START EXERCISE DATA

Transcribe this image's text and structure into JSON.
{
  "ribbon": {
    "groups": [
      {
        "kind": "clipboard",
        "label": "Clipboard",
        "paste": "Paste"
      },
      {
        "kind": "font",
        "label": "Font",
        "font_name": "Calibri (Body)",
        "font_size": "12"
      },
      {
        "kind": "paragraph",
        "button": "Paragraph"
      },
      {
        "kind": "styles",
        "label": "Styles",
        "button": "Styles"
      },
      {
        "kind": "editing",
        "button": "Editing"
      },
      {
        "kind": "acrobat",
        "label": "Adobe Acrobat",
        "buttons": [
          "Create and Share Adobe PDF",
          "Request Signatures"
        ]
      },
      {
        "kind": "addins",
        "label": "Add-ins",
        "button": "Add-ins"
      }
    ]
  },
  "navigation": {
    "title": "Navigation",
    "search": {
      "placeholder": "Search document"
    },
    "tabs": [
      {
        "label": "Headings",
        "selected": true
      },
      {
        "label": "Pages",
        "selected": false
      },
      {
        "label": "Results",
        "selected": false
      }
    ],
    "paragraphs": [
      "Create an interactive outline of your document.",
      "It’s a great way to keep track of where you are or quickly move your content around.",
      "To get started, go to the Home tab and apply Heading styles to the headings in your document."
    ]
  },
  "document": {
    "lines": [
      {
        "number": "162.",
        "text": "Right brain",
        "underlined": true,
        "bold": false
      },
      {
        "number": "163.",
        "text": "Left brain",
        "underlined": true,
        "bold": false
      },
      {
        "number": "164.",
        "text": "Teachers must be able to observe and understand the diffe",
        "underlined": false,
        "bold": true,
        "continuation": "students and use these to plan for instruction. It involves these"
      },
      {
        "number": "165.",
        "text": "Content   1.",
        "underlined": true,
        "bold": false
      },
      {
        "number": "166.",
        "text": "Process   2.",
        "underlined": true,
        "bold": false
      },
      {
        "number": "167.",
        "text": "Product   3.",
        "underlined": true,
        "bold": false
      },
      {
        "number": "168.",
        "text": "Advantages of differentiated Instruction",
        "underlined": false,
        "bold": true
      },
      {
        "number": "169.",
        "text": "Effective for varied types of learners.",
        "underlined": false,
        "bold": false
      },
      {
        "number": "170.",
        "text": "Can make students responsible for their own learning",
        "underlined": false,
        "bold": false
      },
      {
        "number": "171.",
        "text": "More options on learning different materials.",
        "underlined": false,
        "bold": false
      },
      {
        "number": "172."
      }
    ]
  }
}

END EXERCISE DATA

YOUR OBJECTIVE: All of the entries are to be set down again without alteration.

OUTPUT OF THE EXERCISE:
Transcribe this image's text and structure into JSON.
{
  "ribbon": {
    "groups": [
      {
        "kind": "clipboard",
        "label": "Clipboard",
        "paste": "Paste"
      },
      {
        "kind": "font",
        "label": "Font",
        "font_name": "Calibri (Body)",
        "font_size": "12"
      },
      {
        "kind": "paragraph",
        "button": "Paragraph"
      },
      {
        "kind": "styles",
        "label": "Styles",
        "button": "Styles"
      },
      {
        "kind": "editing",
        "button": "Editing"
      },
      {
        "kind": "acrobat",
        "label": "Adobe Acrobat",
        "buttons": [
          "Create and Share Adobe PDF",
          "Request Signatures"
        ]
      },
      {
        "kind": "addins",
        "label": "Add-ins",
        "button": "Add-ins"
      }
    ]
  },
  "navigation": {
    "title": "Navigation",
    "search": {
      "placeholder": "Search document"
    },
    "tabs": [
      {
        "label": "Headings",
        "selected": true
      },
      {
        "label": "Pages",
        "selected": false
      },
      {
        "label": "Results",
        "selected": false
      }
    ],
    "paragraphs": [
      "Create an interactive outline of your document.",
      "It’s a great way to keep track of where you are or quickly move your content around.",
      "To get started, go to the Home tab and apply Heading styles to the headings in your document."
    ]
  },
  "document": {
    "lines": [
      {
        "number": "162.",
        "text": "Right brain",
        "underlined": true,
        "bold": false
      },
      {
        "number": "163.",
        "text": "Left brain",
        "underlined": true,
        "bold": false
      },
      {
        "number": "164.",
        "text": "Teachers must be able to observe and understand the diffe",
        "underlined": false,
        "bold": true,
        "continuation": "students and use these to plan for instruction. It involves these"
      },
      {
        "number": "165.",
        "text": "Content   1.",
        "underlined": true,
        "bold": false
      },
      {
        "number": "166.",
        "text": "Process   2.",
        "underlined": true,
        "bold": false
      },
      {
        "number": "167.",
        "text": "Product   3.",
        "underlined": true,
        "bold": false
      },
      {
        "number": "168.",
        "text": "Advantages of differentiated Instruction",
        "underlined": false,
        "bold": true
      },
      {
        "number": "169.",
        "text": "Effective for varied types of learners.",
        "underlined": false,
        "bold": false
      },
      {
        "number": "170.",
        "text": "Can make students responsible for their own learning",
        "underlined": false,
        "bold": false
      },
      {
        "number": "171.",
        "text": "More options on learning different materials.",
        "underlined": false,
        "bold": false
      },
      {
        "number": "172."
      }
    ]
  }
}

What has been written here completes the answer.